The 360-degree panorama of the unusual geometry of the sandstone and concrete structures in the Vatican City was the single most defining moment of my life which held me captive. From afar, St. Peter’s Basilica stuck out like a thorn amongst the Renaissance -style buildings and I pondered how rewarding it must be to have your own structure recognized as a tourist destination with people coming from afar just to snap a picture of it. However, my notions soon changed after spending a week with a family in rural India as part of the home stay programme conducted by my school. Living in the hustle bustle of Delhi, I was used to staying in hotels whenever I travelled, so the prospect of living in a complete stranger’s house filled us with both excitement and anxiety. As the week progressed, I became increasingly aware of this family’s poor living conditions compared to ours. The crooked iron doors with tin roofs and lack of sanitation facilities were a common sight and things like hot water to shower and a four-burner cooking range seemed like a luxury.
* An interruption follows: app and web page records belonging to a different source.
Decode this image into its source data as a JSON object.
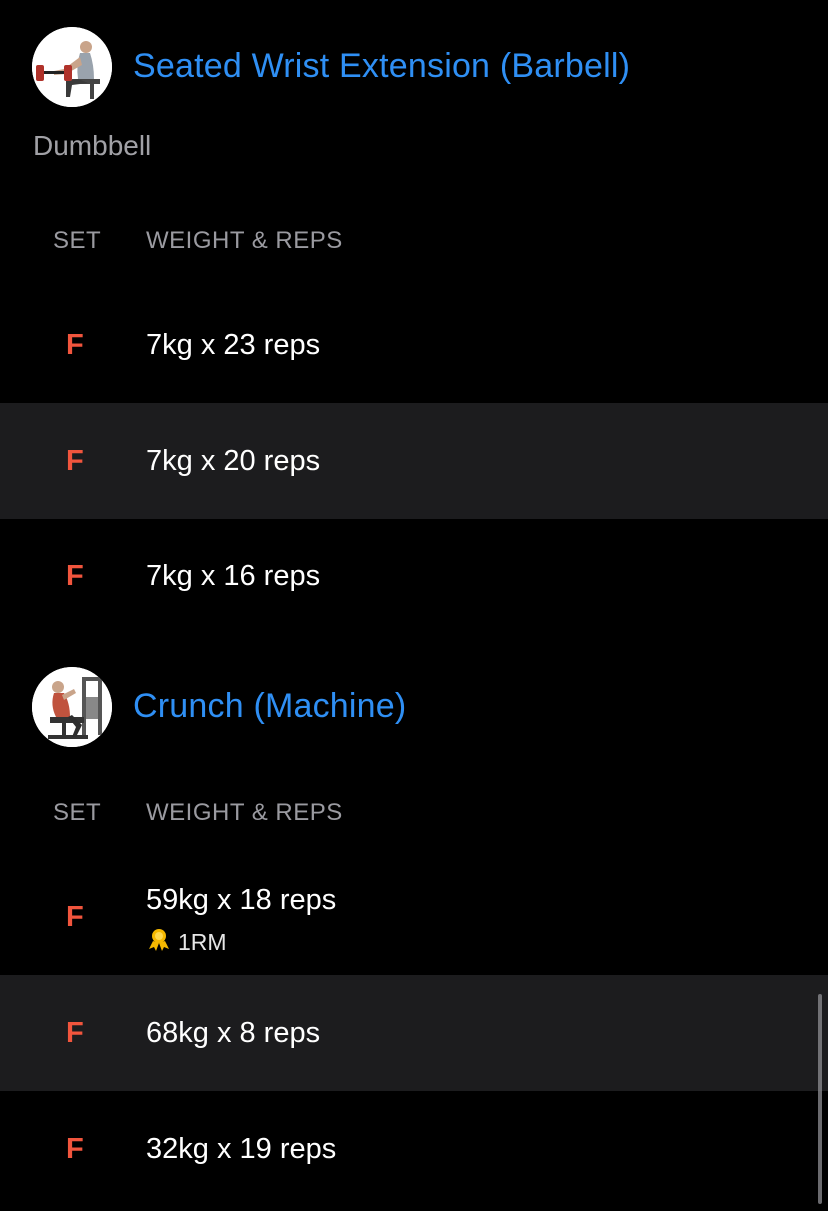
{
  "exercises": [
    {
      "title": "Seated Wrist Extension (Barbell)",
      "note": "Dumbbell",
      "thumbnail_icon": "seated-wrist-extension-illustration",
      "columns": {
        "set": "SET",
        "weight_reps": "WEIGHT & REPS"
      },
      "sets": [
        {
          "label": "F",
          "value": "7kg x 23 reps"
        },
        {
          "label": "F",
          "value": "7kg x 20 reps"
        },
        {
          "label": "F",
          "value": "7kg x 16 reps"
        }
      ]
    },
    {
      "title": "Crunch (Machine)",
      "thumbnail_icon": "machine-crunch-illustration",
      "columns": {
        "set": "SET",
        "weight_reps": "WEIGHT & REPS"
      },
      "sets": [
        {
          "label": "F",
          "value": "59kg x 18 reps",
          "badge": "1RM",
          "badge_icon": "medal-icon"
        },
        {
          "label": "F",
          "value": "68kg x 8 reps"
        },
        {
          "label": "F",
          "value": "32kg x 19 reps"
        }
      ]
    }
  ],
  "colors": {
    "background": "#000000",
    "row_alt": "#1c1c1e",
    "title_blue": "#2f8ff4",
    "set_label_red": "#f1553d",
    "muted_text": "#9a9aa0",
    "medal_gold": "#f5b800"
  }
}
Looking at the structural layout of the village, I realized that there is much more to architecture than what meets the eye. It’s not all about the pride and fame of designing an innovative structure because after all not every architect becomes rich and famous like Zaha Hadid or Corbusier. Surely there is pride in constructing the world’s next tallest building, but there is also pride in helping those in need.
As part of my CBSE curriculum, I studied Physics, Mathematics, Programming, Fine Arts, Economics and English as my core subjects. Physics and Mathematics primarily helped me sustain a strong conceptual base for and a core understanding of my surroundings whereas the Fine Art classes gave me an exposure to various art-forms and mediums which played a crucial role in the making of my portfolio. In the pursuit to enhance my skills, I have completed a one-year course in advanced mathematics, architecture studies, construction and fine arts. My commitment, work ethic and self-motivation have allowed me to strive for the highest possible standards.
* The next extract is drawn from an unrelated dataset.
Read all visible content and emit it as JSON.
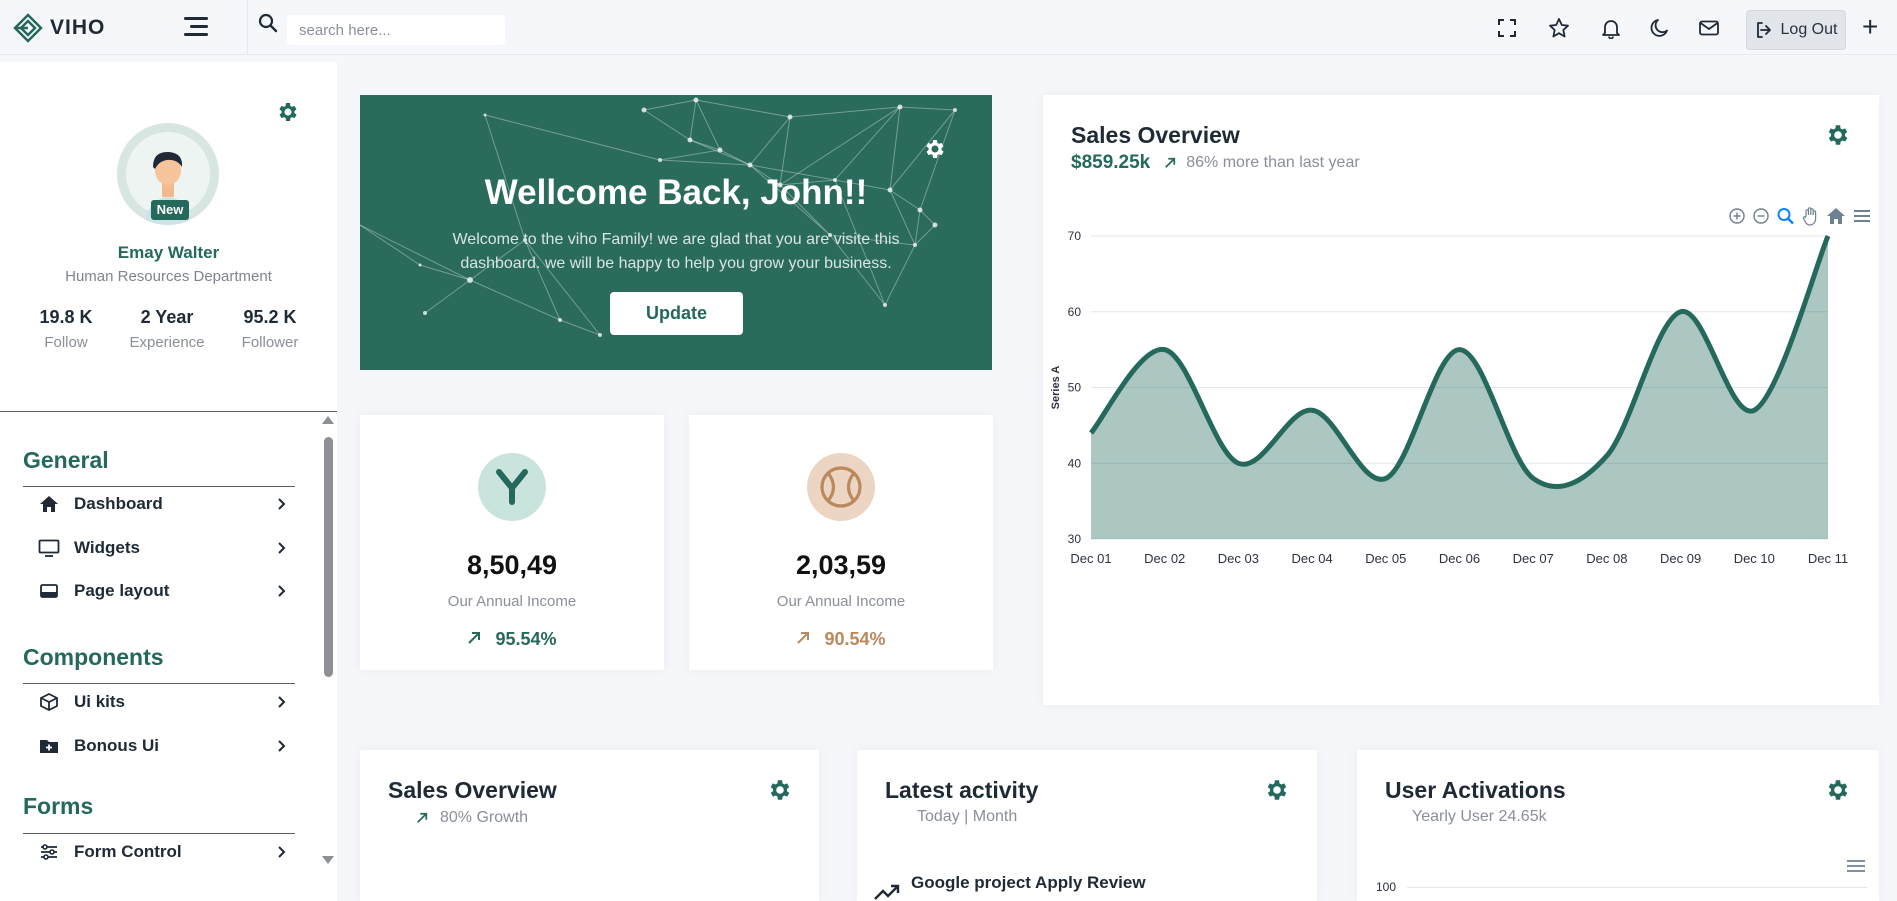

Over the years, I’ve learned that no successful project emerges from a singular idea or person. Rather, it requires extensive communication with a team of engineers, contractors, consultants, and the craftsmen who work on a building to achieve the greatest possible effect. As the President of the TEDx Club and the leader of the Student Council, I have manoeuvred my communication and leadership skills. Aside from extra-curricular activities, I was honoured with a Gold Medal for 7 years of consecutive academic excellence and achieved a perfect 10 CGPA in 10th grade examination. I have also had the opportunity to intern with “Vista Constructions” and “Studio Anmol” as architecture and design intern respectively.
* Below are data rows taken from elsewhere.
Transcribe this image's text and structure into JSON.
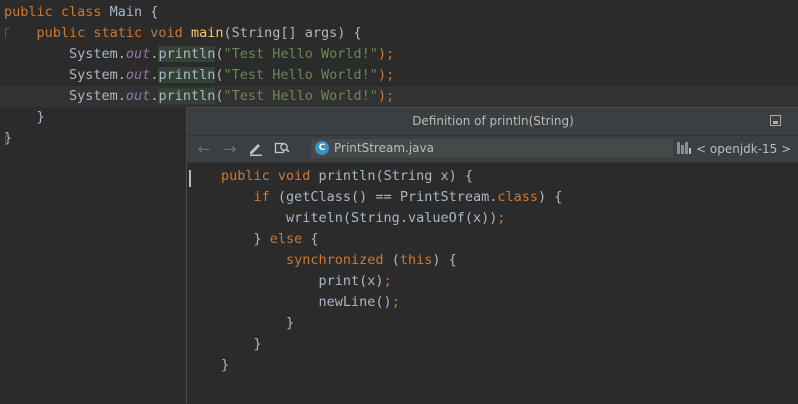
{
  "editor": {
    "lines": [
      {
        "segments": [
          {
            "t": "public class ",
            "c": "kw"
          },
          {
            "t": "Main {",
            "c": "pl"
          }
        ]
      },
      {
        "segments": [
          {
            "t": "    public static void ",
            "c": "kw"
          },
          {
            "t": "main",
            "c": "fn"
          },
          {
            "t": "(String[] args) {",
            "c": "pl"
          }
        ]
      },
      {
        "segments": [
          {
            "t": "        System.",
            "c": "pl"
          },
          {
            "t": "out",
            "c": "fld"
          },
          {
            "t": ".",
            "c": "pl"
          },
          {
            "t": "println",
            "c": "pl hl"
          },
          {
            "t": "(",
            "c": "pl"
          },
          {
            "t": "\"Test Hello World!\"",
            "c": "str"
          },
          {
            "t": ");",
            "c": "kw"
          }
        ]
      },
      {
        "segments": [
          {
            "t": "        System.",
            "c": "pl"
          },
          {
            "t": "out",
            "c": "fld"
          },
          {
            "t": ".",
            "c": "pl"
          },
          {
            "t": "println",
            "c": "pl hl"
          },
          {
            "t": "(",
            "c": "pl"
          },
          {
            "t": "\"Test Hello World!\"",
            "c": "str"
          },
          {
            "t": ");",
            "c": "kw"
          }
        ]
      },
      {
        "segments": [
          {
            "t": "        System.",
            "c": "pl"
          },
          {
            "t": "out",
            "c": "fld"
          },
          {
            "t": ".",
            "c": "pl"
          },
          {
            "t": "println",
            "c": "pl hl"
          },
          {
            "t": "(",
            "c": "pl"
          },
          {
            "t": "\"Test Hello World!\"",
            "c": "str"
          },
          {
            "t": ");",
            "c": "kw"
          }
        ]
      },
      {
        "segments": [
          {
            "t": "    }",
            "c": "pl"
          }
        ]
      },
      {
        "segments": [
          {
            "t": "}",
            "c": "pl"
          }
        ]
      }
    ]
  },
  "popup": {
    "title": "Definition of println(String)",
    "toolbar": {
      "back_icon": "arrow-left-icon",
      "forward_icon": "arrow-right-icon",
      "edit_icon": "pencil-icon",
      "find_usages_icon": "find-usages-icon",
      "file_badge": "C",
      "file_name": "PrintStream.java",
      "library_label": "< openjdk-15 >"
    },
    "code_lines": [
      {
        "segments": [
          {
            "t": "public void ",
            "c": "kw"
          },
          {
            "t": "println(String x) {",
            "c": "pl"
          }
        ]
      },
      {
        "segments": [
          {
            "t": "    if ",
            "c": "kw"
          },
          {
            "t": "(getClass() == PrintStream.",
            "c": "pl"
          },
          {
            "t": "class",
            "c": "kw"
          },
          {
            "t": ") {",
            "c": "pl"
          }
        ]
      },
      {
        "segments": [
          {
            "t": "        writeln(String.",
            "c": "pl"
          },
          {
            "t": "valueOf",
            "c": "pl"
          },
          {
            "t": "(x))",
            "c": "pl"
          },
          {
            "t": ";",
            "c": "kw"
          }
        ]
      },
      {
        "segments": [
          {
            "t": "    } ",
            "c": "pl"
          },
          {
            "t": "else ",
            "c": "kw"
          },
          {
            "t": "{",
            "c": "pl"
          }
        ]
      },
      {
        "segments": [
          {
            "t": "        synchronized ",
            "c": "kw"
          },
          {
            "t": "(",
            "c": "pl"
          },
          {
            "t": "this",
            "c": "kw"
          },
          {
            "t": ") {",
            "c": "pl"
          }
        ]
      },
      {
        "segments": [
          {
            "t": "            print(x)",
            "c": "pl"
          },
          {
            "t": ";",
            "c": "kw"
          }
        ]
      },
      {
        "segments": [
          {
            "t": "            newLine()",
            "c": "pl"
          },
          {
            "t": ";",
            "c": "kw"
          }
        ]
      },
      {
        "segments": [
          {
            "t": "        }",
            "c": "pl"
          }
        ]
      },
      {
        "segments": [
          {
            "t": "    }",
            "c": "pl"
          }
        ]
      },
      {
        "segments": [
          {
            "t": "}",
            "c": "pl"
          }
        ]
      }
    ]
  },
  "colors": {
    "background": "#2b2b2b",
    "keyword": "#cc7832",
    "method_decl": "#ffc66d",
    "string": "#6a8759",
    "static_field": "#9876aa",
    "plain": "#a9b7c6",
    "popup_header": "#3c3f41"
  }
}
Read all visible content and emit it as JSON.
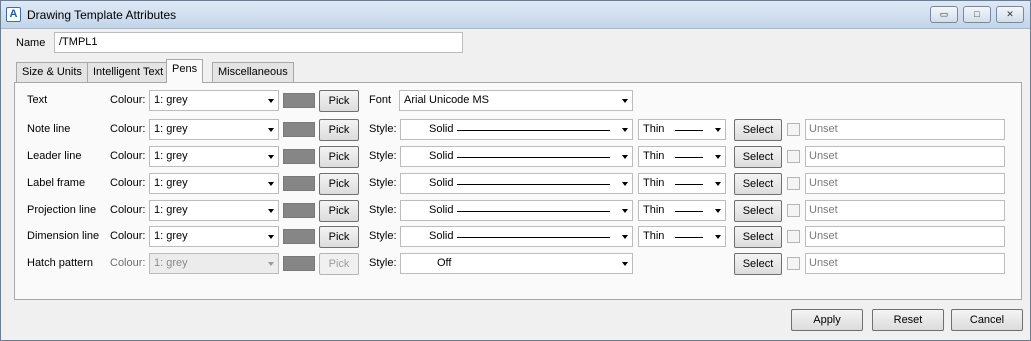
{
  "window": {
    "title": "Drawing Template Attributes",
    "app_icon": "A",
    "controls": {
      "minimize": "▭",
      "maximize": "□",
      "close": "✕"
    }
  },
  "name": {
    "label": "Name",
    "value": "/TMPL1"
  },
  "tabs": [
    {
      "label": "Size & Units",
      "active": false
    },
    {
      "label": "Intelligent Text",
      "active": false
    },
    {
      "label": "Pens",
      "active": true
    },
    {
      "label": "Miscellaneous",
      "active": false
    }
  ],
  "pens": {
    "colour_label": "Colour:",
    "pick_label": "Pick",
    "font_label": "Font",
    "style_label": "Style:",
    "select_label": "Select",
    "swatch_color": "#868686",
    "text": {
      "label": "Text",
      "colour": "1: grey",
      "font": "Arial Unicode MS"
    },
    "rows": [
      {
        "label": "Note line",
        "colour": "1: grey",
        "style": "Solid",
        "thickness": "Thin",
        "value": "Unset"
      },
      {
        "label": "Leader line",
        "colour": "1: grey",
        "style": "Solid",
        "thickness": "Thin",
        "value": "Unset"
      },
      {
        "label": "Label frame",
        "colour": "1: grey",
        "style": "Solid",
        "thickness": "Thin",
        "value": "Unset"
      },
      {
        "label": "Projection line",
        "colour": "1: grey",
        "style": "Solid",
        "thickness": "Thin",
        "value": "Unset"
      },
      {
        "label": "Dimension line",
        "colour": "1: grey",
        "style": "Solid",
        "thickness": "Thin",
        "value": "Unset"
      }
    ],
    "hatch": {
      "label": "Hatch pattern",
      "colour": "1: grey",
      "style": "Off",
      "value": "Unset"
    }
  },
  "buttons": {
    "apply": "Apply",
    "reset": "Reset",
    "cancel": "Cancel"
  }
}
In a country like India; with rapidly increasing population, insufficient resources, fragmented management and the lack of a unified and holistic urban design approach for life that ought to co-exist, efficient Architecture and Design stands as a symbol of hope and progress for all. It serves as a catalyst, building a vision for the Anthropocene era- the cities that we design now, are the cities that we shall inhabit in the future. The fight for survival inflicts even deeper damage to already fragile ecological circumstances. Urban development justified in the name of civic prosperity is often misleading in opposition to environmental security. In the hardscrabble urbanity of the present Indian megacity, there is little room for the ecological sacred something I as an architect plan to change that. As Christopher Wren once said, ‘Architecture aims at eternity’. I can think of no better way to achieve eternity than to help create buildings of tomorrow that preserves the ideas of today. After all, ultimately we are judged by what we leave behind.